Microsoft takes a more hybrid approach to cloud log management. Rather than offer log management as a menu item in the Azure service portfolio, Microsoft provides the Operations Management Suite as an add-on to System Center, which can ingest, correlate and visualize log data from Windows and Linux workloads across on-premises, Azure and AWS instances.
What are events, streams and groups in cloud log management?
Providers like AWS break logs into events, streams and groups. Logs are generally composed of events, or specific activities that systems, services or applications generate. A log file must run to capture the events. A log event usually includes a timestamp that denotes the event date and time, along with a raw message that describes the event.
Related log entries are often grouped into streams. For example, a stream may show all of the events a particular server instance produces. Administrators can watch specific streams to get a better view of resource behaviors. They can delete old streams to open storage space for more logs.
Consider the retention period for cloud logs
Administrators can typically select retention periods for log groups, ranging from one day to 10 years, or choose to have them never expire. But log data can be substantial -- especially with many log groups. Select a retention period that provides adequate adherence to compliance requirements, while maintaining manageable cloud log storage costs.
Related log streams are organized into groups for better management. Each stream associated with a group usually shares the same configuration, such as administrative access, retention and other characteristics.
Cloud log management tools provide metric filters that look for events and convert them to data points. For example, an admin might create a metric filter that counts invalid login attempts listed within a log group. This can help identify possible attacks or malicious login activity. Once a metric is established against a log, it also is possible to create an alarm when certain conditions are met.
How do log management tools or practices differ in the public cloud vs. on premises?
There are no profound differences between on-premises log management and the log management services from public cloud providers.

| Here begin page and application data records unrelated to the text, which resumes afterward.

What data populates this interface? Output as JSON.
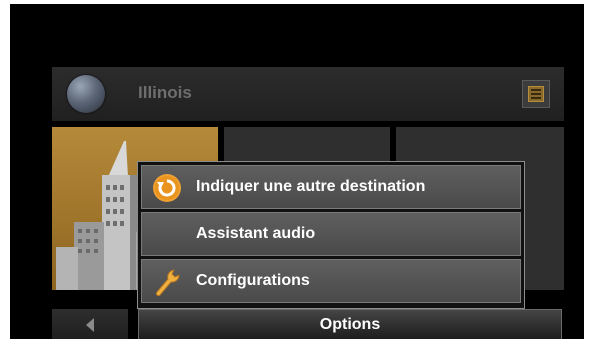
{
  "header": {
    "region_name": "Illinois"
  },
  "popup_menu": {
    "items": [
      {
        "label": "Indiquer une autre destination",
        "icon": "reroute-icon"
      },
      {
        "label": "Assistant audio",
        "icon": ""
      },
      {
        "label": "Configurations",
        "icon": "wrench-icon"
      }
    ]
  },
  "bottom_bar": {
    "options_label": "Options"
  },
  "colors": {
    "accent": "#e8941f",
    "menu_item": "#555555",
    "tile_city": "#a87a30"
  }
}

However, there are some wrinkles to consider.
First, you may have to use more than one tool. Ideally, a single log management tool would service both on-premises and cloud deployments. Providers may be able to ingest on-premises logs and add that content to the logs collected for cloud deployments. Still, underlying log management tools, such as AWS CloudWatch Logs and Google Stackdriver Logging, are services from the cloud provider; this can be a tough pill to swallow for organizations that have already made a serious investment in on-premises log management tools.
Second, providers' cloud log management tools may not be sufficient on their own. Organizations may need additional cloud services, such as storage, messaging and alerting, to create a suitable log management environment. Every added feature, however, may increase the monthly log management cost.
Finally, successful cloud logging may require IT teams to install agents on each cloud instance they log. Not all applications or services generate log files, and even those that do can vary in format and detail. This makes it difficult for the log management tool to process log content. Use a uniform agent to capture events in a consistent manner and pass them to the log tool in the correct format.
Also, have a plan for handling agent updates; log management services typically use agents to collect and pass data from deployed cloud instances to the log service. Log agents may periodically update to reflect changes in the log service API, feature set or dependencies. Know how to check agent versions, update agents in running deployments and adjust VM image files that include agents.
Things to consider when choosing a log file tool
Add extra security with logging tools
Monitor resources with AWS CloudWatch